**Recorded information:**
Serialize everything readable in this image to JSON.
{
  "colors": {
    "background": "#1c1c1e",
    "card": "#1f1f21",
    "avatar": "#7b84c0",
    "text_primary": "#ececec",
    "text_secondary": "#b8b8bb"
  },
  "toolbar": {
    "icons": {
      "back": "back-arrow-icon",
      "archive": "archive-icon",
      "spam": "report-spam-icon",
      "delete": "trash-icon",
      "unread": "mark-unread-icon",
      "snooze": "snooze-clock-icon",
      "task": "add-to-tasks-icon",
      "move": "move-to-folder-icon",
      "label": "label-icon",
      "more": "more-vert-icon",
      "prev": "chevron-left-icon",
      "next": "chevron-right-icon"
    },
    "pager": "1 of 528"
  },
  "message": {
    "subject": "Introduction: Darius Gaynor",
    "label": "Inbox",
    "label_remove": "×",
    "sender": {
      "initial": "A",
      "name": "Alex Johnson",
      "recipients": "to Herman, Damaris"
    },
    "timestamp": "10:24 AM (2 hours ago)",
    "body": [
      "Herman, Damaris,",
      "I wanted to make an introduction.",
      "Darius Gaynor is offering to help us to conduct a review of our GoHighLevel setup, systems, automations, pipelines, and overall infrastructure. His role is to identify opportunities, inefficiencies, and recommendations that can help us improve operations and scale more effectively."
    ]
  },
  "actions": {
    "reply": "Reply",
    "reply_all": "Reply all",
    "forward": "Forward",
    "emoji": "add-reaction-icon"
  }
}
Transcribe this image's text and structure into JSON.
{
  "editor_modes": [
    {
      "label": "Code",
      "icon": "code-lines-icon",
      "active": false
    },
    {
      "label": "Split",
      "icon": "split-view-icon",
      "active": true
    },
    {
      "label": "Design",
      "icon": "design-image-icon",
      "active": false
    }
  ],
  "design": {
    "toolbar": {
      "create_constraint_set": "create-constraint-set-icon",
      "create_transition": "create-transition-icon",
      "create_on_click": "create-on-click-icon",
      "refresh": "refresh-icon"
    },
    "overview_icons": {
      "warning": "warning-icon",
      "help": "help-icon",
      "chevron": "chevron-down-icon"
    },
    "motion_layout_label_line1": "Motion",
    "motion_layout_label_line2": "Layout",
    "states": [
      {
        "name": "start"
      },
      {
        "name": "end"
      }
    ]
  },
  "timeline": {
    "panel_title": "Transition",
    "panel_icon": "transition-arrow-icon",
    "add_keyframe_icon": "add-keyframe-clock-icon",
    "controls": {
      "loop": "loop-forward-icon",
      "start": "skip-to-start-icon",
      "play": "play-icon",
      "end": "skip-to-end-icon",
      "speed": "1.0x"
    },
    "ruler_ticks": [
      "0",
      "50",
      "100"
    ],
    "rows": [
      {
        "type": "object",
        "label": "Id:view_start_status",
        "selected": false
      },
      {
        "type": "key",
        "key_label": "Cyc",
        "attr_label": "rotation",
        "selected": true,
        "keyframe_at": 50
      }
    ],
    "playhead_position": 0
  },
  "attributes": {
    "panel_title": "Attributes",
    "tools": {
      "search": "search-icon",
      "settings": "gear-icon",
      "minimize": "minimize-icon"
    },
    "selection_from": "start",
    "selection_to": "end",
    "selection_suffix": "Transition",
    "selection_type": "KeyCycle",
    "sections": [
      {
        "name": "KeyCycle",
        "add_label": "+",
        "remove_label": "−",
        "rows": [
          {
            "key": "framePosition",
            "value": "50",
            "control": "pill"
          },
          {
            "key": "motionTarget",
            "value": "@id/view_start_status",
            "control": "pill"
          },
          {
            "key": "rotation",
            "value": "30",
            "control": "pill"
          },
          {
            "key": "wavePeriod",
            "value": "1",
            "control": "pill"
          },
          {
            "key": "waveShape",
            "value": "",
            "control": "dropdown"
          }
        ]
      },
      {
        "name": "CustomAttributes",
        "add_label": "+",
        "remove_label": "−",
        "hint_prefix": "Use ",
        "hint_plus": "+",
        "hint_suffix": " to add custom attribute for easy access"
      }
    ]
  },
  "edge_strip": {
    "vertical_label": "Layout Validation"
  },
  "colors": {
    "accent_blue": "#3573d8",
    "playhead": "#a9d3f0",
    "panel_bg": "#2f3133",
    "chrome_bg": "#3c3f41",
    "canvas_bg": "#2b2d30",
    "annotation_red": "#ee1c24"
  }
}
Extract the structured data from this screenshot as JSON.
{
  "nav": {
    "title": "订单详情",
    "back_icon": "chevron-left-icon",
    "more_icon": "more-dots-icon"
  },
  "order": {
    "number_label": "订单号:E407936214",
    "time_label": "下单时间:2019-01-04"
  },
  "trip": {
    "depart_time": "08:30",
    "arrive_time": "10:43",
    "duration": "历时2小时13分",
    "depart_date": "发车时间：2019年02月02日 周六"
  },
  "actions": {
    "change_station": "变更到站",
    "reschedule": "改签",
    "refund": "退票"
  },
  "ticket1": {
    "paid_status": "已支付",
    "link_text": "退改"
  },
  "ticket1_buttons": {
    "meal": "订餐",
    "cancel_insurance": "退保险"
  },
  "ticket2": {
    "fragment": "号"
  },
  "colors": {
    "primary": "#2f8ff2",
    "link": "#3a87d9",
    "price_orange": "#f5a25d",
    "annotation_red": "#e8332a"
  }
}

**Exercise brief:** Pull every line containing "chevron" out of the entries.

**Solution for this problem:**
      "prev": "chevron-left-icon",
      "next": "chevron-right-icon"
      "chevron": "chevron-down-icon"
    "back_icon": "chevron-left-icon",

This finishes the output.